> [WHAT YOU ARE ASKED TO DO]
Each line of the data below goes into the copy exactly; pictures do not.

>>>>

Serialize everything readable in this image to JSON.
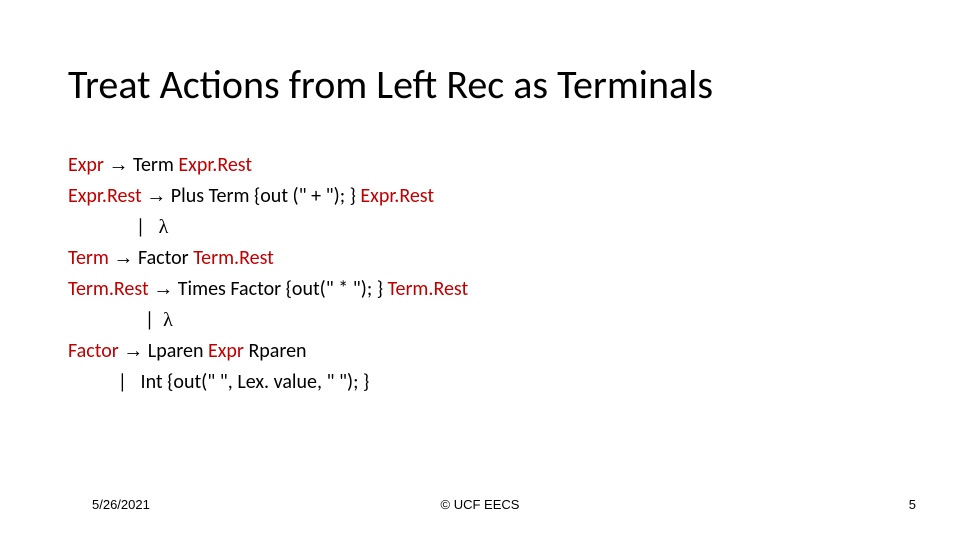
{
  "title": "Treat Actions from Left Rec as Terminals",
  "grammar": {
    "line1": {
      "lhs": "Expr",
      "arrow": "→",
      "rhs_a": "Term",
      "rhs_b": "Expr.Rest"
    },
    "line2": {
      "lhs": "Expr.Rest",
      "arrow": "→",
      "rhs_a": "Plus",
      "rhs_b": "Term",
      "action": "{out (\" + \"); }",
      "tail": "Expr.Rest"
    },
    "line3": {
      "indent": "               ",
      "bar": "|",
      "gap": "   ",
      "lambda": "λ"
    },
    "line4": {
      "lhs": "Term",
      "arrow": "→",
      "rhs_a": "Factor",
      "rhs_b": "Term.Rest"
    },
    "line5": {
      "lhs": "Term.Rest",
      "arrow": "→",
      "rhs_a": "Times",
      "rhs_b": "Factor",
      "action": "{out(\" * \"); }",
      "tail": "Term.Rest"
    },
    "line6": {
      "indent": "                 ",
      "bar": "|",
      "gap": "  ",
      "lambda": "λ"
    },
    "line7": {
      "lhs": "Factor",
      "arrow": "→",
      "rhs_a": "Lparen",
      "rhs_b": "Expr",
      "rhs_c": "Rparen"
    },
    "line8": {
      "indent": "           ",
      "bar": "|",
      "gap": "   ",
      "token": "Int",
      "action": "{out(\" \", Lex. value, \" \"); }"
    }
  },
  "footer": {
    "date": "5/26/2021",
    "center": "© UCF EECS",
    "page": "5"
  }
}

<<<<

> [RESPONSE TO THIS TASK]
Serialize everything readable in this image to JSON.
{
  "title": "Treat Actions from Left Rec as Terminals",
  "grammar": {
    "line1": {
      "lhs": "Expr",
      "arrow": "→",
      "rhs_a": "Term",
      "rhs_b": "Expr.Rest"
    },
    "line2": {
      "lhs": "Expr.Rest",
      "arrow": "→",
      "rhs_a": "Plus",
      "rhs_b": "Term",
      "action": "{out (\" + \"); }",
      "tail": "Expr.Rest"
    },
    "line3": {
      "indent": "               ",
      "bar": "|",
      "gap": "   ",
      "lambda": "λ"
    },
    "line4": {
      "lhs": "Term",
      "arrow": "→",
      "rhs_a": "Factor",
      "rhs_b": "Term.Rest"
    },
    "line5": {
      "lhs": "Term.Rest",
      "arrow": "→",
      "rhs_a": "Times",
      "rhs_b": "Factor",
      "action": "{out(\" * \"); }",
      "tail": "Term.Rest"
    },
    "line6": {
      "indent": "                 ",
      "bar": "|",
      "gap": "  ",
      "lambda": "λ"
    },
    "line7": {
      "lhs": "Factor",
      "arrow": "→",
      "rhs_a": "Lparen",
      "rhs_b": "Expr",
      "rhs_c": "Rparen"
    },
    "line8": {
      "indent": "           ",
      "bar": "|",
      "gap": "   ",
      "token": "Int",
      "action": "{out(\" \", Lex. value, \" \"); }"
    }
  },
  "footer": {
    "date": "5/26/2021",
    "center": "© UCF EECS",
    "page": "5"
  }
}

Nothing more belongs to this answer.